Earlier this year I became an official member of ACW – the Association of Christian Writers. The wonderful writers and supporters of ACW have been a part of my life for a number of years already, through a Facebook-group communication, and I have gradually made better acquaintance of a variety of talented authors. There have been a number of online events and inspiring groups, that I have availed myself of this year and slowly I am learning how things are done to support other authors.

Having already read a number of books by these wonderful writers, today I challenged myself to write, onto ‘Goodreads’, some outstanding, as in long-awaited, reviews of some of the books I have enjoyed. As I find my way around these forums and portals, I hope to include some more. Here are my brief reviews and recommendations.

The Healing, by Joy Margetts

Set in 1231, this beautiful historical novel takes one deep into the heart of a troubled, noble soldier as he journeys from despair, to find a new, unexpected life and fresh hope in old familiar landscapes. The depth of his raw pain, his recovery and healing are all delicately explored, through the rich characters that one soon comes to love. I was delighted to hear that I sequel novella was coming…

The Beloved, by Joy Margetts
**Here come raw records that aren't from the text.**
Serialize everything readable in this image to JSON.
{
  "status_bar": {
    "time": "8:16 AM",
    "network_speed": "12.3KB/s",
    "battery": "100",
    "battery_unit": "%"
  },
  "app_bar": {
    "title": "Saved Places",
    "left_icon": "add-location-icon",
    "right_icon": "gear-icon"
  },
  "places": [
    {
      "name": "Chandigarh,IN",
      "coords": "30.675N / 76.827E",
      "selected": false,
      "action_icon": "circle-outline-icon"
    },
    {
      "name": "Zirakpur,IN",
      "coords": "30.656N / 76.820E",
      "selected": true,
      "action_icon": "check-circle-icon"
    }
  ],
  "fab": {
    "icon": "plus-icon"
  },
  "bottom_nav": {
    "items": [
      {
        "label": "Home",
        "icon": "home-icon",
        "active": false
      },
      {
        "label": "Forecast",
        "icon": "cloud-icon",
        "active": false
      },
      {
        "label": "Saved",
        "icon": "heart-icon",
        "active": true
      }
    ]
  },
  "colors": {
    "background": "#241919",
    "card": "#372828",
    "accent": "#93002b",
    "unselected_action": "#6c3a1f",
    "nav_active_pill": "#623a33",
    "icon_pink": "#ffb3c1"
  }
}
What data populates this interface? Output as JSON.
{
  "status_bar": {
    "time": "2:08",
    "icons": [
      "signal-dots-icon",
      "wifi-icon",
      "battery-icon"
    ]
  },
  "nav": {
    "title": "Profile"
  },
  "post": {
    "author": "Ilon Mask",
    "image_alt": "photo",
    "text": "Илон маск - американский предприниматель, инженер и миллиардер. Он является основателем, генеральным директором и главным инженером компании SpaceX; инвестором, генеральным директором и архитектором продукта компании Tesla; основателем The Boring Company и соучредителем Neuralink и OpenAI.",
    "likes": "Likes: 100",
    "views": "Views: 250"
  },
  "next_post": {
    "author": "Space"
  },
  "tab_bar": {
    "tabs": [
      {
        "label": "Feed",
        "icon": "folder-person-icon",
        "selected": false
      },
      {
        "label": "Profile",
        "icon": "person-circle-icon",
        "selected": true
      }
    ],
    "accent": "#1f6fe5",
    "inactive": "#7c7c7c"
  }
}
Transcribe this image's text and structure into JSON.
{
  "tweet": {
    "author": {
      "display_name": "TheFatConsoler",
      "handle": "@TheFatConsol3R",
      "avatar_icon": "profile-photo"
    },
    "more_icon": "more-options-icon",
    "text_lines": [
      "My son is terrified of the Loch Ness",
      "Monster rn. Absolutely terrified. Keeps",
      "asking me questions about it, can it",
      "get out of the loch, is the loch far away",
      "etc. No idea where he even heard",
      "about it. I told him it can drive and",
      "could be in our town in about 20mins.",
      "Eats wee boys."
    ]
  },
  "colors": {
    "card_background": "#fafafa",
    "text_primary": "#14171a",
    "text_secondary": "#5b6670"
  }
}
I eagerly read this as an e-book, wanting to reacquaint with the beloved characters from The Healing. This historical novella is set in 1250 and explores gratitude, courtship and the difficult task of making healthy choices. It is a delightful story, that makes one wish to physically roam the unspoilt countryside of Wales too.

Stories From The Heart, by Olusola Sophia Anyanwu

I thoroughly enjoyed these 15 entertaining, captivating short stories. They are clearly written with acute observations of the lives and attitudes of young people in Nigeria in the early 1980’s. Sophia’s own experiences and humour come alive in an authentic voice of the time, filling the stories with life, love and the optimistic concerns and dreams of those emerging into adulthood.

Walled City, by Maressa Mortimer

This is an exciting, dystopian-type adventure to a city world where emotions are banned and life is closely monitored. Infiltrating Elabi and bringing love and hope seems like an impossible mission to Gax… I loved the exploration of the concepts, characters and the story, and can’t wait to read the second book, in the Elabi Chronicles, to uncover the mysteries still to be revealed.